The Navigation Team, which includes case workers and SPD officers, connect homeless people with services, in addition to cleaning up encampments full of human waste, used needless, garbage, and rodents. I did a ride along with the Navigation Team and personally witnessed a couple go from an encampment to a Tiny Home Village. They didn’t appear to be worse off with access to a Tiny Home with heat, power, a bed, shower, and dedicated case workers helping them get back on their feet.
Councilmember Bruce Harrell called out Sawant’s rhetoric.
“I don’t think now is the time for grandstanding,” Harrell said. “Reducing the Navigation Team makes no sense to me at this point.”
He later called the Mosqueda plan “ill-advised” while Councilmember Sally Bagshaw called on expanding the Navigation Team even more.
“What you got here is going well,” Bagshaw pushed.
Still, Mosqueda and Sawant were joined by Councilmembers Lorena Gonzalez, Mike O’Brien and Lisa Herbold.

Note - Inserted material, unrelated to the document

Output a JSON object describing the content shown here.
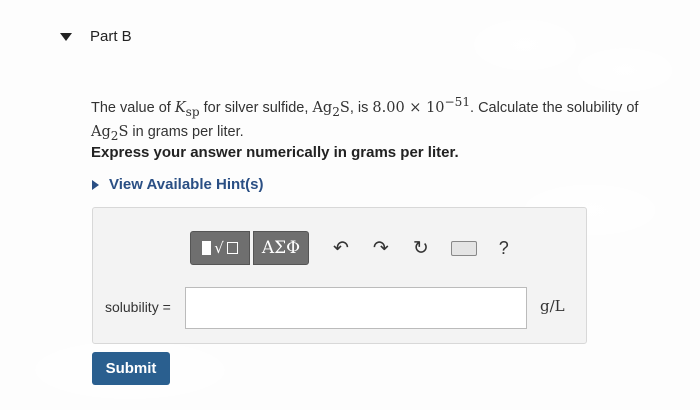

Of the five council members who voted to cut the budget, only Herbold has done a ride along with the Navigation Team.
In an email to the Council and their staff, Deputy Mayor Michael Fong slammed the move, imploring them to reverse their decision.
“As winter approaches Seattle, the nearly half a million dollar cut proposed by Councilmember Mosqueda and passed Council today would be detrimental to the only multi-disciplinary coordinated program in the City working to connect people and families experiencing homelessness to shelter and services in every district throughout the City,” Fong wrote. “Because we have already expanded the team and filled the positions, this cut means losing positions that are helping to connect individuals with safer living alternatives such as the hundreds of new shelter beds and tiny houses that have opened this year. Mayor Durkan strongly opposes this cut and hopes the Council reverses this harmful decision to cut the Navigation Team.”
To deflect from the criticisms of cutting staff, both Herbold and Gonzalez claimed to not know the staff being cut had already been hired, something city insiders believe was a performance to give themselves political coverage. Indeed, how out of touch are they with the Team, if they’re surprised by some basic staffing details?
Mosequeda recently pushed for a pricey study looking at mass tents to house the homeless. Sharon Lee of the Low Income Housing Institute, a partner with the City of Seattle, harshly criticized that idea as dangerous, inhumane and likely to spread disease.
While the cleanups have been controversial with some on the council, many Seattle residents and businesses have praised the actions, which have resulted in homeless people being connected with actual services. Indeed, they’re on pace to place 400 homeless people in shelter.
The cuts would be used to fund higher wages for contracted city social workers (2 percent increased rates across general fund contractors, regardless of their effectiveness). In other words, the council cut four jobs to give very small increases in pay for others.
The Navigation Team jobs likely to be cut include the field coordinators, which run the team in the field, managing site inspections, making site observations, managing the cleanups, and making sure personal belongings are put into storage. These are some of the exact responsibilities the current Navigation Team critics demanded be taken.
“By supporting this measure going forward, I want to be clear I’m still supporting … an expansion of the Navigation Team,” O’Brien said before voting to effectively cut the Navigation Team.
Listen to the Jason Rantz Show weekday mornings from 6-9 a.m. on KTTH 770 AM (or HD Radio 97.3 FM HD-Channel 3). Subscribe to the podcast here.
- Lawsuits reveal city is missing June 2020 text messages from mayor, SPD leaders, fire chief
- Bellevue Police Department aims to attract officers from other cities with hefty signing bonus
- Rantz: Seattle-King County Public Health gives needles to homeless addicts at K-8 school
- Sign up to receive the Most Popular email